Blenheim Palace found to have biggest collection of ancient trees in Europe

The Woodland Trust is challenging people find and record ancient trees after it helped confirm that Blenheim Palace has the biggest collection of ancient oak trees in Europe.

Wednesday, 27th March 2019, 12:58 pm
Updated Wednesday, 27th March 2019, 1:11 pm
A king oak in the grounds of Blenheim Palace. Photo: Blenheim Palace

Staff at the palace in Woodstock recorded 291 living oak trees with a girth of at least 5m – 220 of these veterans are in High Park, a Site of Special Scientific Interest currently closed to the public.

This data, collected primarily by Kew Garden’s oak researcher Aljos Farjon, has been compared with other records on the Woodland Trust’s ancient tree inventory to confirm the accolade.

“Of all the sites with ancient oaks I have seen, High Park is the most amazing, it’s like stepping back into the distant wild past of our country," the botanist said.

A king oak in the grounds of Blenheim Palace. Photo: Blenheim Palace

Ancient and veteran trees were recently given the same protection as built heritage under the National Planning Policy Framework.

But the Woodland Trust is calling on the public to help find potentially thousands of unidentified ancient trees as they cannot be protected otherwise.

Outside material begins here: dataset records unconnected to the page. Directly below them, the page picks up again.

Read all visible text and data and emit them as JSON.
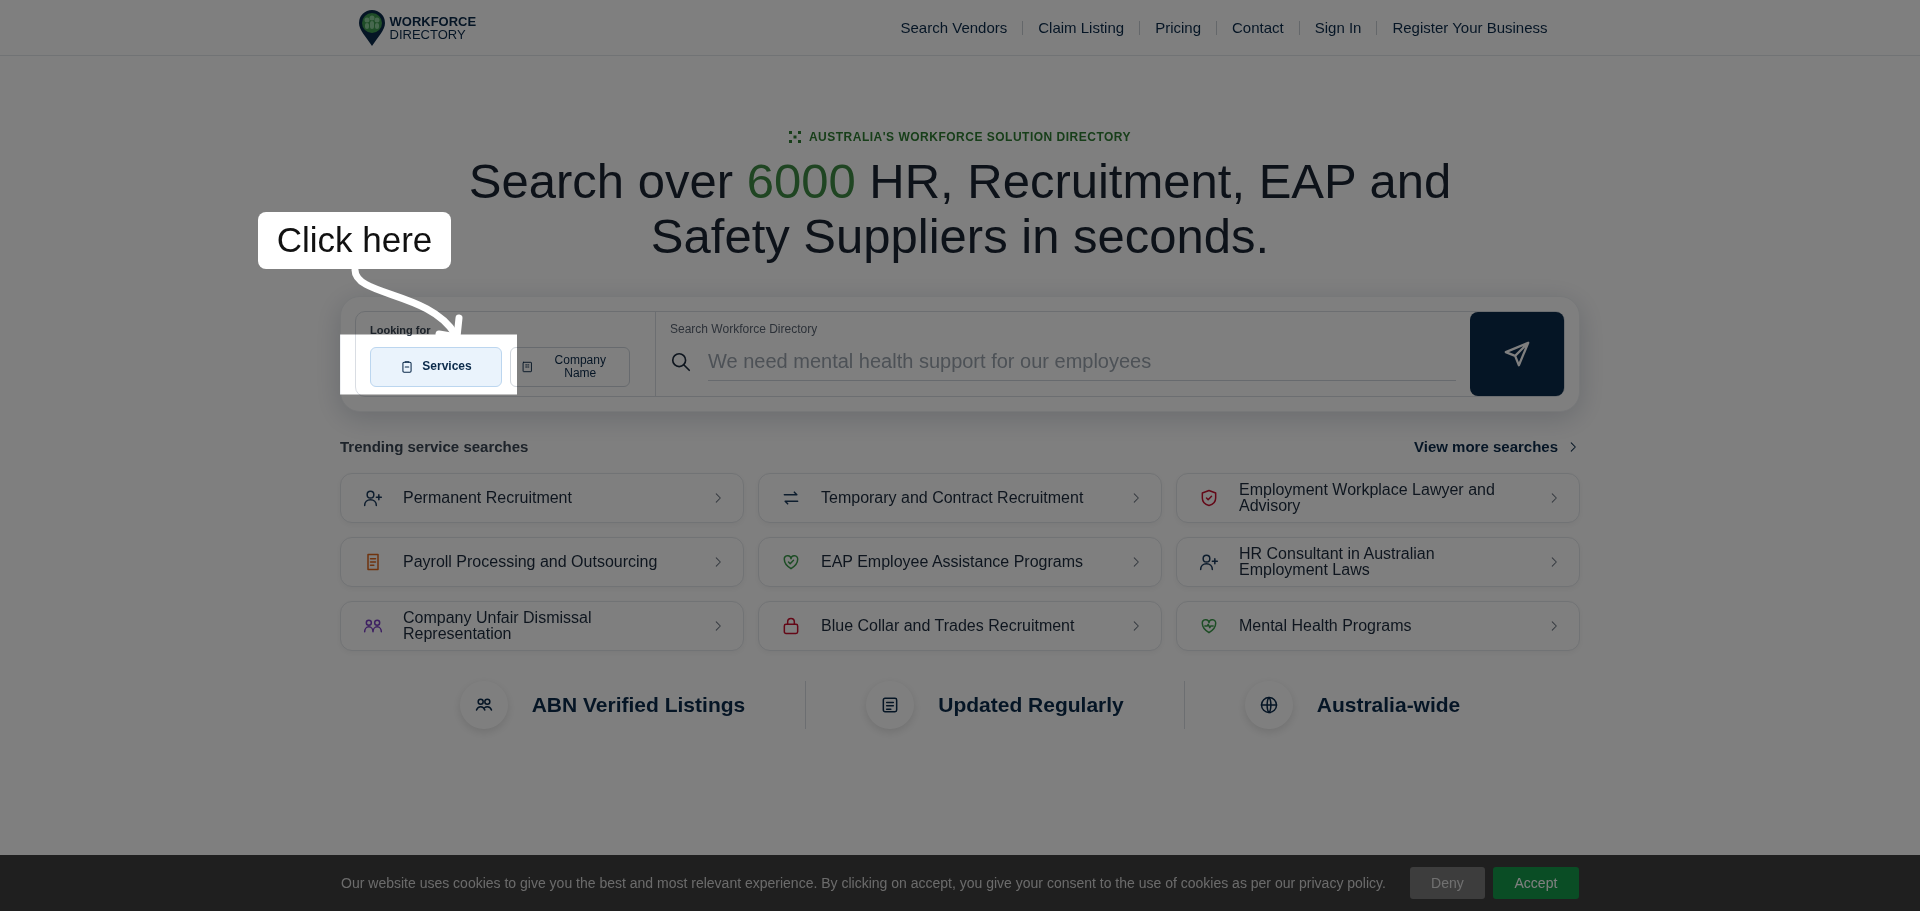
{
  "nav": {
    "logo": {
      "line_1": "WORKFORCE",
      "line_2": "DIRECTORY"
    },
    "links": [
      "Search Vendors",
      "Claim Listing",
      "Pricing",
      "Contact",
      "Sign In",
      "Register Your Business"
    ]
  },
  "hero": {
    "eyebrow": "AUSTRALIA'S WORKFORCE SOLUTION DIRECTORY",
    "heading": [
      {
        "text": "Search over ",
        "accent": false
      },
      {
        "text": "6000",
        "accent": true
      },
      {
        "text": " HR, Recruitment, EAP and Safety Suppliers in seconds.",
        "accent": false
      }
    ]
  },
  "search": {
    "looking_for_label": "Looking for",
    "options": [
      {
        "label": "Services",
        "selected": true,
        "highlighted": true
      },
      {
        "label": "Company Name",
        "selected": false,
        "highlighted": false
      }
    ],
    "field_label": "Search Workforce Directory",
    "placeholder": "We need mental health support for our employees"
  },
  "trending": {
    "title": "Trending service searches",
    "more_link": "View more searches",
    "items": [
      {
        "label": "Permanent Recruitment"
      },
      {
        "label": "Temporary and Contract Recruitment"
      },
      {
        "label": "Employment Workplace Lawyer and Advisory"
      },
      {
        "label": "Payroll Processing and Outsourcing"
      },
      {
        "label": "EAP Employee Assistance Programs"
      },
      {
        "label": "HR Consultant in Australian Employment Laws"
      },
      {
        "label": "Company Unfair Dismissal Representation"
      },
      {
        "label": "Blue Collar and Trades Recruitment"
      },
      {
        "label": "Mental Health Programs"
      }
    ]
  },
  "stats": [
    "ABN Verified Listings",
    "Updated Regularly",
    "Australia-wide"
  ],
  "cookie": {
    "message": "Our website uses cookies to give you the best and most relevant experience. By clicking on accept, you give your consent to the use of cookies as per our privacy policy.",
    "buttons": [
      {
        "label": "Deny",
        "kind": "secondary"
      },
      {
        "label": "Accept",
        "kind": "primary"
      }
    ]
  },
  "tutorial": {
    "callout": "Click here"
  }
}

Kylie Harrison-Mellor, citizen science officer for the charity, said: “Ancient and veteran trees are the fattest, knobbliest, and most fascinating specimens of trees.

"They have countless stories to tell and support huge networks of native flora and fauna.

One of the many oak trees at Blenheim Palace. Photo: Blenheim Palace

“They were recently given better protection under the National Planning Policy Framework, but unless we know where they are, we can’t campaign against their damage and destruction.

“By recording with the ancient tree inventory, members of the public can take an active part in defending some of our most valuable habitats.

"We know there are thousands out there we haven’t found yet – who knows, there could still be a bigger collection of ancients waiting to be discovered.”

Anyone can search for and record trees on the inventory – which has been running for over a decade with 160,000 trees listed.

To find out more about ancient trees, and to add a tree to the inventory go to the Woodland Trust’s new inventory website.